European Union law precludes national legislation that prescribes general and indiscriminate retention of data, the EU Court of Justice ruled today.
Judges gave the ruling in two cases referred to the court, one from Sweden and one initially brought by the now Brexit secretary, David Davis, when he was a backbench MP, and Tom Watson, Labour’s deputy leader, over the legality of GCHQ’s bulk interception of call records and online messages. Mr Davis withdrew from the case following his appointment as a minister.
Both cases were brought in the wake of the court's Digital Rights Ireland judgment of 2014, when the court declared invalid the directive on the retention of data as in breach of fundamental rights to respect for privacy and the protection of personal data, since the obligation to retain data was not limited to what was strictly necessary. They challenged Swedish and UK legislation reflecting the directive – in the UK, s 1 of the Data Retention and Investigatory Powers Act 2014 – imposing obligations on providers of electronic communications services to retain data relating to those communications.
The UK Government maintained that intercepted communications were a vital part of the fight against terrorism.
In its ruling the court said that while member states could restrict the scope of the obligation to ensure the confidentiality of communications and related traffic data, the exception to the obligation could not become the general rule.
It was settled in the court's case law that protection of the fundamental right to respect for private life required that derogations from the protection of personal data should apply only in so far as was strictly necessary.
In the present cases the retained data, taken as a whole, were liable to allow very precise conclusions to be drawn concerning the private lives of the persons whose data has been retained. Such interference with rights "must therefore be considered to be particularly serious". The fact that the data were retained without the users of electronic communications services being informed was "likely to cause the persons concerned to feel that their private lives are the subject of constant surveillance". Consequently, only the objective of fighting serious crime was capable of justifying such interference.
National legislation could impose a targeted retention of data for the purpose of fighting serious crime, provided the categories of data, the means of communication, the persons concerned and the retention period adopted, were all limited to what is strictly necessary. Any legislation to that effect had to be clear and precise, and provide for sufficient guarantees of the protection of data against risks of misuse.
It was necessary also to lay down the substantive and procedural conditions governing the access of the competent national authorities to the retained data, based on objective criteria in order to define the circumstances and conditions under which the authorities were to be granted access to the data.

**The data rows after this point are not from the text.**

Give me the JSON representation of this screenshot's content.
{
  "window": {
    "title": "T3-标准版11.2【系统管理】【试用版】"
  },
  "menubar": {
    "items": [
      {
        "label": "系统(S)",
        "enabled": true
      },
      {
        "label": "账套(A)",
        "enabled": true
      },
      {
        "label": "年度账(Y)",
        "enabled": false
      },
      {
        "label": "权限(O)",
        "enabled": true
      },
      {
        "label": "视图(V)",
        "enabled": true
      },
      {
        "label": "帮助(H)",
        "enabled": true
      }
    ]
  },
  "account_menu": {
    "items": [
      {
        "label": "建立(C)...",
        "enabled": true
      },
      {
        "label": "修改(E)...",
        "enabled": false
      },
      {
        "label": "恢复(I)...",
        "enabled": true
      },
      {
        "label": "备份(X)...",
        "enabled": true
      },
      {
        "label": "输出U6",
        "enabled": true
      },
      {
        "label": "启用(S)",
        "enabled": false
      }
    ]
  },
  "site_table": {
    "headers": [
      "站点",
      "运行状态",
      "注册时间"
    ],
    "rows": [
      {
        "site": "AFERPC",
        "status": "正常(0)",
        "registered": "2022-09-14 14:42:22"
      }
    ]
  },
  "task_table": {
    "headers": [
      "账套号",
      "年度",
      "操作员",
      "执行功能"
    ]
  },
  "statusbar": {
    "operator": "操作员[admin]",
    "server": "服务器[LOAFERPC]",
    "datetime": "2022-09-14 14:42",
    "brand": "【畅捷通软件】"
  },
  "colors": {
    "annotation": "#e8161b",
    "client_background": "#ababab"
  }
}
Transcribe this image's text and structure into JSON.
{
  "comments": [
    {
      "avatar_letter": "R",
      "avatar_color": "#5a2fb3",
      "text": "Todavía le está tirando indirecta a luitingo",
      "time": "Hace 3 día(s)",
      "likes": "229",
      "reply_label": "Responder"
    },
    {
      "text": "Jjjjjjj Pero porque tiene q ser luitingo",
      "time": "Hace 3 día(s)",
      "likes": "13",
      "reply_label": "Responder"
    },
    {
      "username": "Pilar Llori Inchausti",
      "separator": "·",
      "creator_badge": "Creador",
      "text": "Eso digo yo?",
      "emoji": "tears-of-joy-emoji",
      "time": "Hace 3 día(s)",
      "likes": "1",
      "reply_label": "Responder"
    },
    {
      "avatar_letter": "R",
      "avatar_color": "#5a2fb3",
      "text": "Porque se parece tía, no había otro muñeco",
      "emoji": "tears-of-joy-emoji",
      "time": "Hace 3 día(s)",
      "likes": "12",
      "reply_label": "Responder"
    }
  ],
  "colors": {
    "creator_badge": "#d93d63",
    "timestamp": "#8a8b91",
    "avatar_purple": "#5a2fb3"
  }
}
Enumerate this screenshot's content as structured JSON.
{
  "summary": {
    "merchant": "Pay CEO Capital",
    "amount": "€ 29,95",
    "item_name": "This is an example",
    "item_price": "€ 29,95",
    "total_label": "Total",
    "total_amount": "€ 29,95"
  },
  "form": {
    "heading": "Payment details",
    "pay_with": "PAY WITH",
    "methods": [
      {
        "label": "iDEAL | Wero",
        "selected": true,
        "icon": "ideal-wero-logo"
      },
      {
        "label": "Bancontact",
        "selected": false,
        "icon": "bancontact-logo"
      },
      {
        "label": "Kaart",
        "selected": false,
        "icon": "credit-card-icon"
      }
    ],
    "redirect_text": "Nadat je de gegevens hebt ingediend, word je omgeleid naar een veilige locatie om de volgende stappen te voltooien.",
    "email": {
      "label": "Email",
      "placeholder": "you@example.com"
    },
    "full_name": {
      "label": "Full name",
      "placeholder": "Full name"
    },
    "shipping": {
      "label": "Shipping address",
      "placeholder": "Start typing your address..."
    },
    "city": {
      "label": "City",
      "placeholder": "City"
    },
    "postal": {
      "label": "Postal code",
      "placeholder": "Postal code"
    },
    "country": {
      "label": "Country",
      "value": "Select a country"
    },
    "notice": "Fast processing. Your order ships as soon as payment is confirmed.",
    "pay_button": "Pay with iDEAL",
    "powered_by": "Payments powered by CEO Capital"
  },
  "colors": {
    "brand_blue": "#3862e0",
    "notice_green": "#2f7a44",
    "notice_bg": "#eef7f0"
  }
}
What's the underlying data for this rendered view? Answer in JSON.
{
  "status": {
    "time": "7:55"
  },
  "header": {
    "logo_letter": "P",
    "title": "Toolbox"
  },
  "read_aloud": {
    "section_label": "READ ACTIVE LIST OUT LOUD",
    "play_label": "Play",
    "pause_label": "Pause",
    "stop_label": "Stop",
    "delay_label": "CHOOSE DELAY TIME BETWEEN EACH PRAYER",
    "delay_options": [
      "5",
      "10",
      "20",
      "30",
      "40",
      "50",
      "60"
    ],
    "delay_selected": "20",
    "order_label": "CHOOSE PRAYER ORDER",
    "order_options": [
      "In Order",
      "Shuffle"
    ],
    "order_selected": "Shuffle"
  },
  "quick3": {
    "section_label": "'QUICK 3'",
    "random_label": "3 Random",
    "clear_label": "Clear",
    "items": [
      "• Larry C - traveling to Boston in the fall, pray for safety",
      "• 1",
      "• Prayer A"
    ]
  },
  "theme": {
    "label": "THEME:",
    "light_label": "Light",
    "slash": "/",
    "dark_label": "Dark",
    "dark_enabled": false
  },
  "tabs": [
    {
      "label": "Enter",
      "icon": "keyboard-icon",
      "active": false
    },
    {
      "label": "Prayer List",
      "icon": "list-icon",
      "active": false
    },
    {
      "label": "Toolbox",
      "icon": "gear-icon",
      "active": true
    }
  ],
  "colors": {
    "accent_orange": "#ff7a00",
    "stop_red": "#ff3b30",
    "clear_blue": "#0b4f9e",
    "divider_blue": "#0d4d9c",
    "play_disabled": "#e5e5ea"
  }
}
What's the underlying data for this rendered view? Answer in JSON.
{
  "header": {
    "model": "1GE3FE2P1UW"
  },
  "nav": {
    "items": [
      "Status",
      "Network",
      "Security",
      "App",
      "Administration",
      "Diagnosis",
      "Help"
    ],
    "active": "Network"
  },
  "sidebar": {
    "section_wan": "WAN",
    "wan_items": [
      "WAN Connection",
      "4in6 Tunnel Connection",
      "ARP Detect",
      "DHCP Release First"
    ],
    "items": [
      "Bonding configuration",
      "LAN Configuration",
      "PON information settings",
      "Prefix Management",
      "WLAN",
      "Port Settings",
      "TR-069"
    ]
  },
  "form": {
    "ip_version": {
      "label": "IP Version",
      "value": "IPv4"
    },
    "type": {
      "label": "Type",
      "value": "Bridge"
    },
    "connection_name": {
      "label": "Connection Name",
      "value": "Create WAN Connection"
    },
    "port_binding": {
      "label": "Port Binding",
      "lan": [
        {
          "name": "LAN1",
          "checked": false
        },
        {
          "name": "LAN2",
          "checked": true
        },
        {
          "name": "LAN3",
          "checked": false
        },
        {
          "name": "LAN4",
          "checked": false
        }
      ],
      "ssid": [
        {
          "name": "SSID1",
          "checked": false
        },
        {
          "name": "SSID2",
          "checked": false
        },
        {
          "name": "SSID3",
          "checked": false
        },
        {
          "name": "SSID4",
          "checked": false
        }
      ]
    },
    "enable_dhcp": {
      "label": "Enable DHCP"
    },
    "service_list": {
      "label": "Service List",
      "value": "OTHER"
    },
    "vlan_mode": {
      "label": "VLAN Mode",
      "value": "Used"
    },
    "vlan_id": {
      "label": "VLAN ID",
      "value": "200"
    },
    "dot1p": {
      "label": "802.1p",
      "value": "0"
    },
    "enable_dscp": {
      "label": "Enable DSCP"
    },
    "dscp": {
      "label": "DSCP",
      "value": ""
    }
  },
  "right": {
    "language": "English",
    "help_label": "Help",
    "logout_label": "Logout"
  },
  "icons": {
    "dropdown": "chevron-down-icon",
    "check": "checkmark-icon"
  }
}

And it was "essential" that access to retained data should, except in cases of urgency, be subject to prior review carried out by either a court or an independent body. In addition, the competent national authorities to whom access to retained data was granted had to notify the persons concerned of that fact.
Following the decision Mr Watson commented: “Most of us can accept that our privacy may occasionally be compromised in the interests of keeping us safe, but no one would consent to giving the police or the Government the power to arbitrarily seize our phone records or emails to use as they see fit. It’s for judges, not ministers, to oversee these powers. I’m pleased the court has upheld the earlier decision of the UK courts.”
Campaigners said the the Government would have to rethink the recently passed "snoopers’ charter" legislation or face a further legal challenge.
A Home Office spokesperson said: “We are disappointed with the judgment from the European Court of Justice and will be considering its potential implications.
“It will now be for the Court of Appeal to determine the case. The Government will be putting forward robust arguments to the Court of Appeal about the strength of our existing regime for communications data retention and access.
“Given the importance of communications data to preventing and detecting crime, we will ensure plans are in place so that the police and other public authorities can continue to acquire such data in a way that is consistent with EU law and our obligation to protect the public.”